In this morning’s edition of the Independent Spotlight, we shine our gaze on TheVoice, an independent hip hop and neo soul performer hailing from Denver, Colorado. Her latest studio endeavor, a three song EP entitled ‘WorldWide,’ recently debuted and is available on all major digital music platforms. Is the short collection worth delving into? Or does TheVoice fall victim to the predictable tropes the vast majority of her indie hip hop counterparts do? Let’s explore her new tracks to find out.

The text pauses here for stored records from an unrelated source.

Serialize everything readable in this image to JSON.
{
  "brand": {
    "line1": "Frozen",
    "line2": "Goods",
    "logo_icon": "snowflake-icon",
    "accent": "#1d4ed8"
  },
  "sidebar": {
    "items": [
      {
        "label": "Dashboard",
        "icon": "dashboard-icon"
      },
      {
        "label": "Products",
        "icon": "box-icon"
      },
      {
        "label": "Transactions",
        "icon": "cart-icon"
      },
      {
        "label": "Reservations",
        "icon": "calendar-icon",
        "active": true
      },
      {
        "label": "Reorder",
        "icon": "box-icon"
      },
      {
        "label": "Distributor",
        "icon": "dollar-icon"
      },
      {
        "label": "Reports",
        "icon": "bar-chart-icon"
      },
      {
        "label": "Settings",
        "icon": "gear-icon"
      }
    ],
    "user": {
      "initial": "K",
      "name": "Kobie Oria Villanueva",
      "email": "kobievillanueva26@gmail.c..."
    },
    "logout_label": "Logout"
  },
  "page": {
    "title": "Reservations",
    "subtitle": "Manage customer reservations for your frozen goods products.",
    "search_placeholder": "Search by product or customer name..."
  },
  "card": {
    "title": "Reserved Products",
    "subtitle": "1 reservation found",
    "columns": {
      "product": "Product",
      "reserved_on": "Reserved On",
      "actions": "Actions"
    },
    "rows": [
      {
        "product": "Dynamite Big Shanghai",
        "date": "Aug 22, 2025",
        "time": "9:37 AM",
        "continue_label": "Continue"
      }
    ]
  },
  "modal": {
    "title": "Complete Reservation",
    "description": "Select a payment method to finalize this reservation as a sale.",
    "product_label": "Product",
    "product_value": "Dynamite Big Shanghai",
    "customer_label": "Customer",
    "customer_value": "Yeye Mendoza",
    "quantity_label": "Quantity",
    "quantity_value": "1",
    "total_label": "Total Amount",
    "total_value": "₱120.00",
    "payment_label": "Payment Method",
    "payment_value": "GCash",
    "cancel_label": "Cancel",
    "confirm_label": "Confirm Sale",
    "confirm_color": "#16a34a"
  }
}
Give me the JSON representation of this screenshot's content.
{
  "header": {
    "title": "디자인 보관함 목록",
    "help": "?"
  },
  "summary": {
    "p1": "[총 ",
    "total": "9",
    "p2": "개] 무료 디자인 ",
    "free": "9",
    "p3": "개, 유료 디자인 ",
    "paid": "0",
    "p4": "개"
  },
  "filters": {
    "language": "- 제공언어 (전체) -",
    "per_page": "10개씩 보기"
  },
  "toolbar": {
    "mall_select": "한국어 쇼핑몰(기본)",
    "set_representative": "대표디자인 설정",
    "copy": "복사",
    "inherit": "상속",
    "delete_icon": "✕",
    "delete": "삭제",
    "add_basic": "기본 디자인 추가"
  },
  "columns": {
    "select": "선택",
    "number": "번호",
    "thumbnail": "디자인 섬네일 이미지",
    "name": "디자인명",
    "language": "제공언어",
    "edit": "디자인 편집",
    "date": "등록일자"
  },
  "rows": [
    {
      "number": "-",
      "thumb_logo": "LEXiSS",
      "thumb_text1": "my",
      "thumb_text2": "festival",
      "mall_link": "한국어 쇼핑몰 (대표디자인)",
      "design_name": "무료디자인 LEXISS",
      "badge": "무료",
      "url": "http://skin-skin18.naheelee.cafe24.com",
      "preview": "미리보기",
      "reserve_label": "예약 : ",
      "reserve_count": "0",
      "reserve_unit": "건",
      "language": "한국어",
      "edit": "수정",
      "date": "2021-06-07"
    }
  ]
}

‘Just Stop By,’ the opening track on ‘WorldWide,’ is perhaps the album’s most obvious showcase of why TheVoice differentiates herself from the noise of her genre in such a unique way. She isn’t just a hip hop artist. The soul influence is abundantly apparent, and ‘Just Stop By’ is an especially suave single that provides TheVoice a platform to exhibit her prowess as a soulful vocalist, too. There are very few hip hop artists with a lovely singing voice. TheVoice is one of them.
Lyrically, ‘Just Stop By’ is very well penned, too. It’s an anthem of self-love and independence wrapped in a love ballad. This is a unique twist, because TheVoice isn’t just gushing over a romantic interest. She’s also making a stance about her own strength and individuality. This sets the tone of the EP as well. ‘WorldWide,’ the second and titular track, is an especially articulate commentary on the dire social and politic of the world that doesn’t take shots across the bow at a specific party or individual. It’s a compassionate song… there aren’t enough of those nowadays, making it most welcome.
The final track, ‘Hater Syndrome,’ lasers in on a culture inundated with judgement and hostility. TheVoice goes as far to argue that hatred is a sickness of sorts, one that’s best remedied through positive discourse and collaboration. The slick production suits TheVoice well, too. She doesn’t just avoid the lyrical potholes many artists drive straight into in the hip hop community. She also avoids the lackluster, Garageband preset beat style I get across my desk on a daily basis.
Give ‘WorldWide’ a spin. It’s a superb indie hip hop record with a fantastic message that’s remarkably well performed and produced.